Also the beneficiary of a $26-billion ecological restoration effort that wold tripled the region's value in terms of property costs, new jobs, and development, it would be a pristine system of lakes, rivers and streams. Perhaps as important, it would be a laboratory for the clean-tech economy: a vast, lucrative research and development project that would attract the best and brightest. "Young talent wants to be part of the solution," said Mr. Austin. "Not the problem."
The approach has a winning precedent. When Pittsburgh was cleaning up its grimy image after a destructive downturn in the early 80s, it drew on its former brand as an academic and corporate powerhouse.
Earlier in the last century, the Steel City, along with New York and Chicago, was a major destination for Fortune 500 companies. It didn't hurt that such recognizable`names as Heinz, Carnegie and Mellon had set up shop there. Hilly and breathtaking in parts, with lots of parks, the city had physical allure, if one could see through the purple haze of pollution. Once it cleaned itself up and poured money into its research centres such as Carnegie Mellon University, the city's relatively low cost of living and appealing quality of life retained students and drew in families, which in turn brought in business.
"I'd like to say that our success is based on Eds and Meds: education and medical research," said Bill Flanagan, Executive Vice President for the Allegheny Conference on Community Development. "We have 35 colleges and universities in this region.

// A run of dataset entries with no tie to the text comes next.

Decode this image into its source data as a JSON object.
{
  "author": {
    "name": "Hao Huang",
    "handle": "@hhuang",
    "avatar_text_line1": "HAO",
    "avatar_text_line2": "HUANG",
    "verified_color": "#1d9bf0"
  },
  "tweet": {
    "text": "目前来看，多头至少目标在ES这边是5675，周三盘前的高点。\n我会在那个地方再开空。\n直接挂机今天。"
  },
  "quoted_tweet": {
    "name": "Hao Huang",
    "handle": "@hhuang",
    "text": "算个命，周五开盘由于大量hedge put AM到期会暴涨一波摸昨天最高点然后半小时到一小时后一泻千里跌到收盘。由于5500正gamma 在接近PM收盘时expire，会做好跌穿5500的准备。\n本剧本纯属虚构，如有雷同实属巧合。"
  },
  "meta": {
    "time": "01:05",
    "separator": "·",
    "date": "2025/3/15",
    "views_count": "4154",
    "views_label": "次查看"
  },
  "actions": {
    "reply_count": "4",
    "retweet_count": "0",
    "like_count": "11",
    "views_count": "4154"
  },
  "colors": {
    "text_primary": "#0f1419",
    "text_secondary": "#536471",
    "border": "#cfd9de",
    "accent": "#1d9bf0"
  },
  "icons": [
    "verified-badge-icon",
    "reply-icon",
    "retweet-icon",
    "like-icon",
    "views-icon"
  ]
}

It's a great base for intellectual capital and young knowledge workers."
Often cited as one of the great Rust Belt turnarounds, the revivification still took a decade and it still has not restored it to its former glory. "We still lag in the national average of job and small business creation," concedes Mr. Flanagan, "But our comeback is still one of the great comebacks of any city in this region."
Improving job creation is a tough nut for Pittsburgh to crack. Via the Pittsburgh Today blog, we can see how the region is growing in terms of entrepreneurship. How Pittsburgh can continue this upward trend is unclear. However, I'm encouraged by the iPort project:

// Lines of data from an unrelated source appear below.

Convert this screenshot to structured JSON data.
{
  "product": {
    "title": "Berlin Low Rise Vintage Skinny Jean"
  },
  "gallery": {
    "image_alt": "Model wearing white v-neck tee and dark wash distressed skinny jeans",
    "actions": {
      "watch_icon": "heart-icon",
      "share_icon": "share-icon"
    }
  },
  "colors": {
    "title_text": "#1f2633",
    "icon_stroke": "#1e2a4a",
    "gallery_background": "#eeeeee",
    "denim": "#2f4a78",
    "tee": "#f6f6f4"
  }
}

iPort is a program launched and managed by TiE-Pittsburgh and the Pittsburgh Regional Alliance, with the objective of promoting business development in the Pittsburgh region by promoting the region’s business interaction with India. Specifically, iPort focuses on three objectives:
- To attract investment and business presence from businesses in India into the Pittsburgh region by educating them of advantages offered by the region and assisting them in their initial exploration / set up efforts in the region.

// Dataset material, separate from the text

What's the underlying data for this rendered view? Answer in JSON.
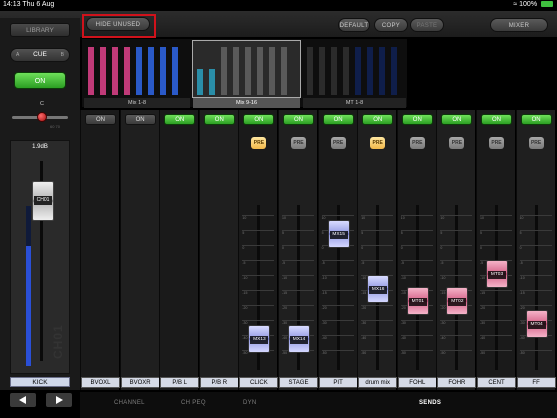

- To attract investors/entrepreneurs of Indian origin to the Pittsburgh region by educating them about opportunities offered by the Pittsburgh region.
- To assist companies in the Pittsburgh region with their expansion strategy to India by providing them information, contacts, networking opportunities and guidance about doing business in India.
I would suggest something akin to iPort for the entire Great Lakes mega-region. I can imagine this approach working for Cleveburgh. The first step is Rust Belt cities networking with each other. Windsor can do more than learn from Pittsburgh. Windsor should collaborate with Pittsburgh.